In most years, Kiermaier would be a runaway candidate to win. After all, he won a Gold Glove and a Platinum Glove Award after the 2015 season, and he just keeps getting better.
Whether Kiermaier wins a second consecutive defensive nod for his play in center field will be announced Tuesday night at 8 ET, when the winners are revealed by Rawlings during its Gold Glove Awards Show on ESPN.
The big question mark deals with the number of games Kiermaier played during the 2016 season. The 26-year-old was limited to 105 games due to injuries. If he's the unquestioned best center fielder, will that trump the missed time?
It's a no-brainer for Rays manager Kevin Cash.
"I think he should win the Gold Glove, not could," said Cash several weeks ago. "He's the best defensive player in baseball. ... He's pretty special out there."
Kiermaier believes he has a chance, but he understands the circumstances that might prevent that from happening.
"I feel like the time that I have been out on the field, I'm the best center fielder in the game," Kiermaier said. "I firmly believe that. But at the same time, when I broke my hand, I know that missing an extended amount of time isn't going to help my chances by any means."
Who votes for this award? For starters, Major League managers and coaches account for 75 percent of the selection process. They can only vote within their league and can't vote for players on their own team. The other 25 percent goes to the sabermetrics community.
Rays fans well know Kiermaier's value to the team, as the Rays went 14-34 in his absence. And every baseball fan has witnessed how he makes the spectacular look routine. But his defense can be quantified among the number crunchers, too.
Despite missing as much time as he did, Kiermaier led the American League in defensive WAR for a second consecutive year at 3.0. And, according to FanGraphs, his 25 defensive runs saved led all Major League center fielders and ranked second among all players behind Boston's Mookie Betts (32). However, it should be pointed out that Betts, who plays right field for the Red Sox and is also nominated for a Gold Glove Award, played in 158 games.
The breakdown for that difference: Kiermaier saved 25 runs in 872 1/3 innings, while Betts saved 32 in 1,381 2/3.
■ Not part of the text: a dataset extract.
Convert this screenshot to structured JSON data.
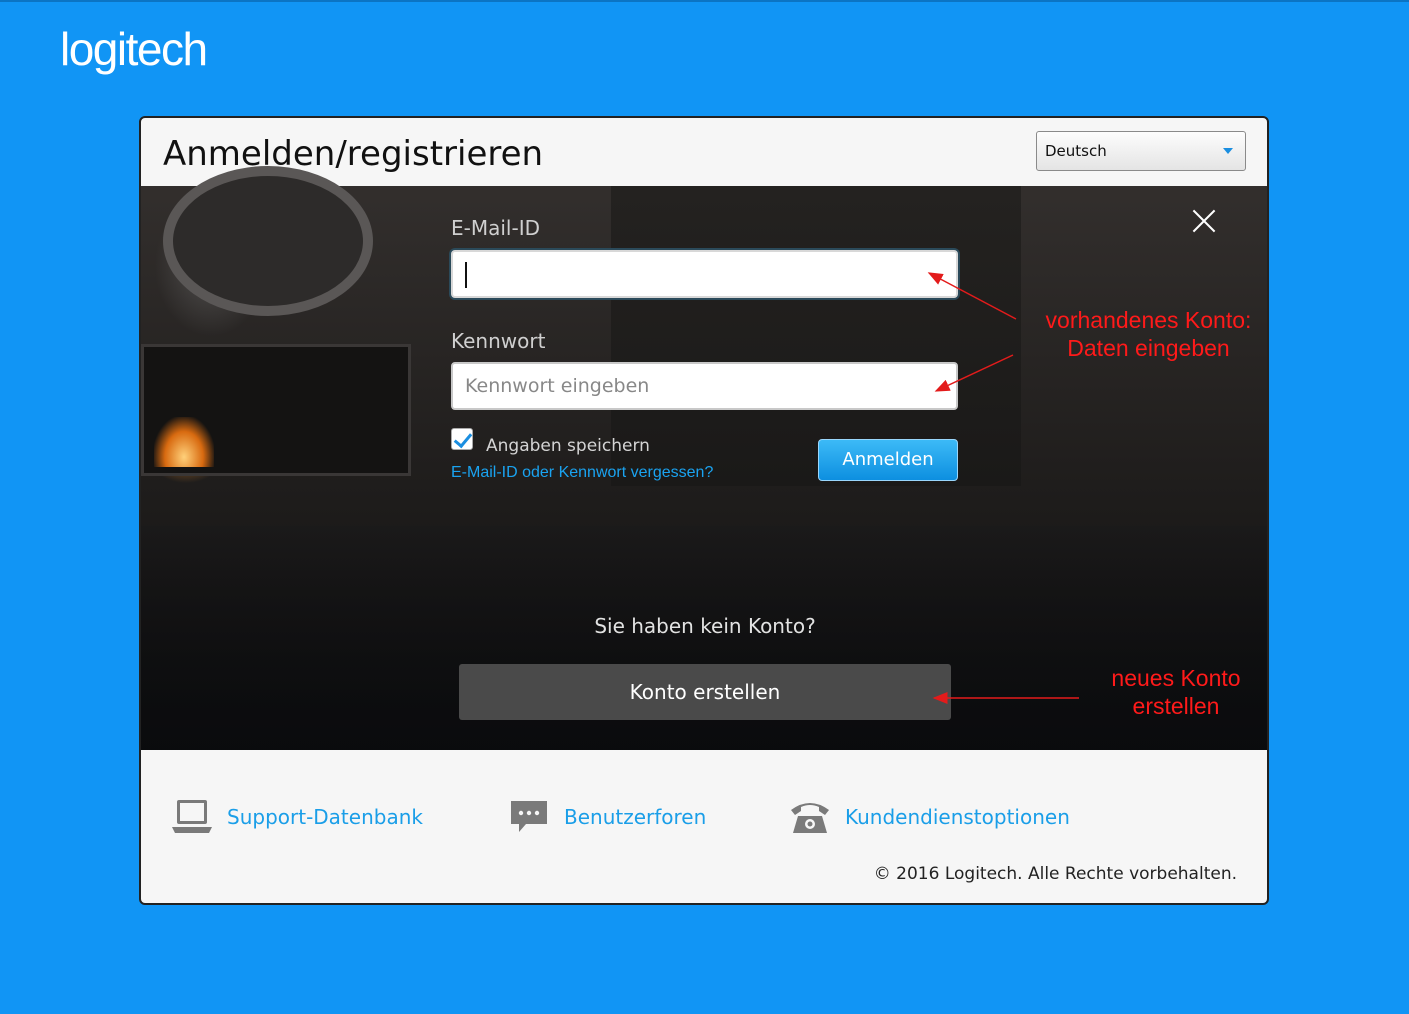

Pillar also finished in the top five among AL DRS leaders with 21 (in 1,293 innings), while Bradley did not rank in the top five.
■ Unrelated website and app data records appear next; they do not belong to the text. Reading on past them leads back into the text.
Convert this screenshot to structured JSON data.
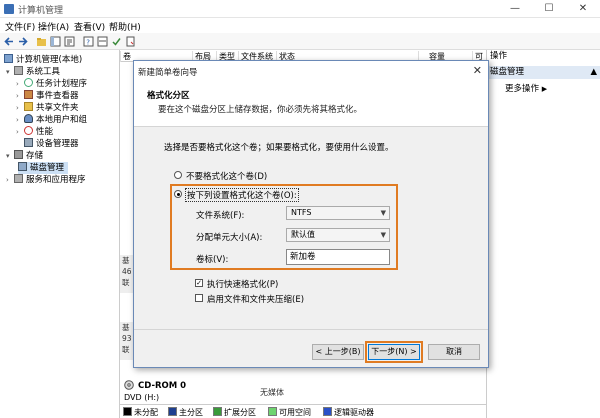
{
  "window": {
    "title": "计算机管理",
    "minimize": "—",
    "maximize": "☐",
    "close": "✕"
  },
  "menu": [
    "文件(F)",
    "操作(A)",
    "查看(V)",
    "帮助(H)"
  ],
  "tree": {
    "root": "计算机管理(本地)",
    "system_tools": "系统工具",
    "task_scheduler": "任务计划程序",
    "event_viewer": "事件查看器",
    "shared_folders": "共享文件夹",
    "local_users": "本地用户和组",
    "performance": "性能",
    "device_manager": "设备管理器",
    "storage": "存储",
    "disk_management": "磁盘管理",
    "services": "服务和应用程序"
  },
  "columns": [
    "卷",
    "布局",
    "类型",
    "文件系统",
    "状态",
    "容量",
    "可"
  ],
  "actions": {
    "header": "操作",
    "selected": "磁盘管理",
    "more": "更多操作"
  },
  "disk_strips": [
    {
      "lines": [
        "基",
        "46",
        "联"
      ]
    },
    {
      "lines": [
        "基",
        "93",
        "联"
      ]
    }
  ],
  "cdrom": {
    "name": "CD-ROM 0",
    "type": "DVD (H:)",
    "status": "无媒体"
  },
  "legend": [
    {
      "label": "未分配",
      "color": "#000000"
    },
    {
      "label": "主分区",
      "color": "#1f3f8f"
    },
    {
      "label": "扩展分区",
      "color": "#3a9a3a"
    },
    {
      "label": "可用空间",
      "color": "#6fd36f"
    },
    {
      "label": "逻辑驱动器",
      "color": "#2a50c8"
    }
  ],
  "dialog": {
    "title": "新建简单卷向导",
    "close": "✕",
    "heading": "格式化分区",
    "subheading": "要在这个磁盘分区上储存数据，你必须先将其格式化。",
    "prompt": "选择是否要格式化这个卷；如果要格式化，要使用什么设置。",
    "option_no_format": "不要格式化这个卷(D)",
    "option_format": "按下列设置格式化这个卷(O):",
    "fs_label": "文件系统(F):",
    "fs_value": "NTFS",
    "alloc_label": "分配单元大小(A):",
    "alloc_value": "默认值",
    "volume_label": "卷标(V):",
    "volume_value": "新加卷",
    "quick_format": "执行快速格式化(P)",
    "compression": "启用文件和文件夹压缩(E)",
    "back": "< 上一步(B)",
    "next": "下一步(N) >",
    "cancel": "取消"
  },
  "colors": {
    "highlight": "#e07b22",
    "selection": "#dfe9f5"
  }
}
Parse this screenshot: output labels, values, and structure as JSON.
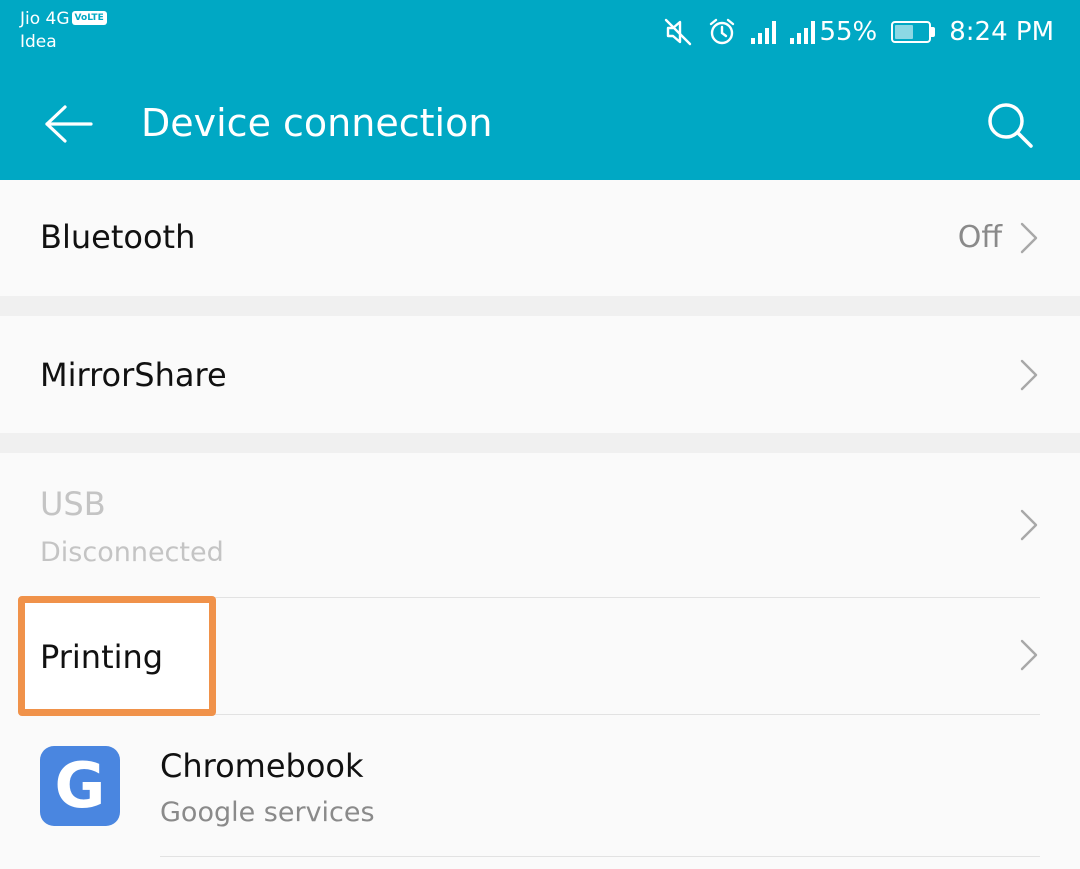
{
  "status_bar": {
    "carrier_1": "Jio 4G",
    "volte_badge": "VoLTE",
    "carrier_2": "Idea",
    "battery_percent": "55%",
    "battery_level": 0.55,
    "time": "8:24 PM"
  },
  "header": {
    "title": "Device connection",
    "background_color": "#00a8c4"
  },
  "items": {
    "bluetooth": {
      "title": "Bluetooth",
      "value": "Off"
    },
    "mirrorshare": {
      "title": "MirrorShare"
    },
    "usb": {
      "title": "USB",
      "subtitle": "Disconnected",
      "disabled": true
    },
    "printing": {
      "title": "Printing",
      "highlighted": true,
      "highlight_color": "#f0924a"
    },
    "chromebook": {
      "title": "Chromebook",
      "subtitle": "Google services",
      "icon_letter": "G",
      "icon_color": "#4a86e0"
    }
  },
  "icons": {
    "back": "arrow-left-icon",
    "search": "search-icon",
    "mute": "mute-icon",
    "alarm": "alarm-icon",
    "signal": "signal-icon",
    "battery": "battery-icon",
    "chevron": "chevron-right-icon"
  }
}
Despite playing in fewer games, Kiermaier feels as though he got better in 2016.
"I felt like I've taken more control of the outfield, whether it's handling my corner guys or certain game situations when to not try and make a throw. Things like that, I've improved this year, and I feel like I've really established myself as the leader of that outfield," he said.
The suspense will be over by the end of Tuesday night. The envelope please ...
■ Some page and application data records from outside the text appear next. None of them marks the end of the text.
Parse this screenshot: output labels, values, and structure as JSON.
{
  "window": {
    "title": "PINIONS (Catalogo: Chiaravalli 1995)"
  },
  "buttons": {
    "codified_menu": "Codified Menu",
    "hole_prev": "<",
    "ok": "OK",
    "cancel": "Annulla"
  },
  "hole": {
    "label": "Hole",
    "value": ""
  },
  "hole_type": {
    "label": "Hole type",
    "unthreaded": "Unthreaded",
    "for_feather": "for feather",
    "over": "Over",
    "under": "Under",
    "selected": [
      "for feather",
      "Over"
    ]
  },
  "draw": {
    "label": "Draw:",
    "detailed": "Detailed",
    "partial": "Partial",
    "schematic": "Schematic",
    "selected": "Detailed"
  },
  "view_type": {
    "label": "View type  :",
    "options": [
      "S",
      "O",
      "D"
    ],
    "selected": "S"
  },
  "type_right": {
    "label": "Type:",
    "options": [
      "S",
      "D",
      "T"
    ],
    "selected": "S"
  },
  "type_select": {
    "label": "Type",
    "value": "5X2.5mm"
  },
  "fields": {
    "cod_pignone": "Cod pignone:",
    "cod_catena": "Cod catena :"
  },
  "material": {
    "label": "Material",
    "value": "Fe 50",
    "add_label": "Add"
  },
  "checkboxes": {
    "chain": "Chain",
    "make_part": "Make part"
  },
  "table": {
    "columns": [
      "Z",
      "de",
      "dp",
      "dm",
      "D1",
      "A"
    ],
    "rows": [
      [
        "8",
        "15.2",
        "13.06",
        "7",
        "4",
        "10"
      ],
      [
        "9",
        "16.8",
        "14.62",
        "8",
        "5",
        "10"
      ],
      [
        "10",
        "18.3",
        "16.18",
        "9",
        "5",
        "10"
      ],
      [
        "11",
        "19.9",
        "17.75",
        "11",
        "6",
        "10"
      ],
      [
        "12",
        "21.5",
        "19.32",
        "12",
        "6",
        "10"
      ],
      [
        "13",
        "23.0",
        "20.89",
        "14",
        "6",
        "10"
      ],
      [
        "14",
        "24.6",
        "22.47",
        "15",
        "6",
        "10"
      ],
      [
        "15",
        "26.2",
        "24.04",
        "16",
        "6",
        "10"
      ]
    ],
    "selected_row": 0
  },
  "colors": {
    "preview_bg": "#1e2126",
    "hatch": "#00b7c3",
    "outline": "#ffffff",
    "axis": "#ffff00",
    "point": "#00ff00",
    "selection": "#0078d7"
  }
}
Bill Chastain has covered the Rays for MLB.com since 2001. This story was not subject to the approval of Major League Baseball or its clubs.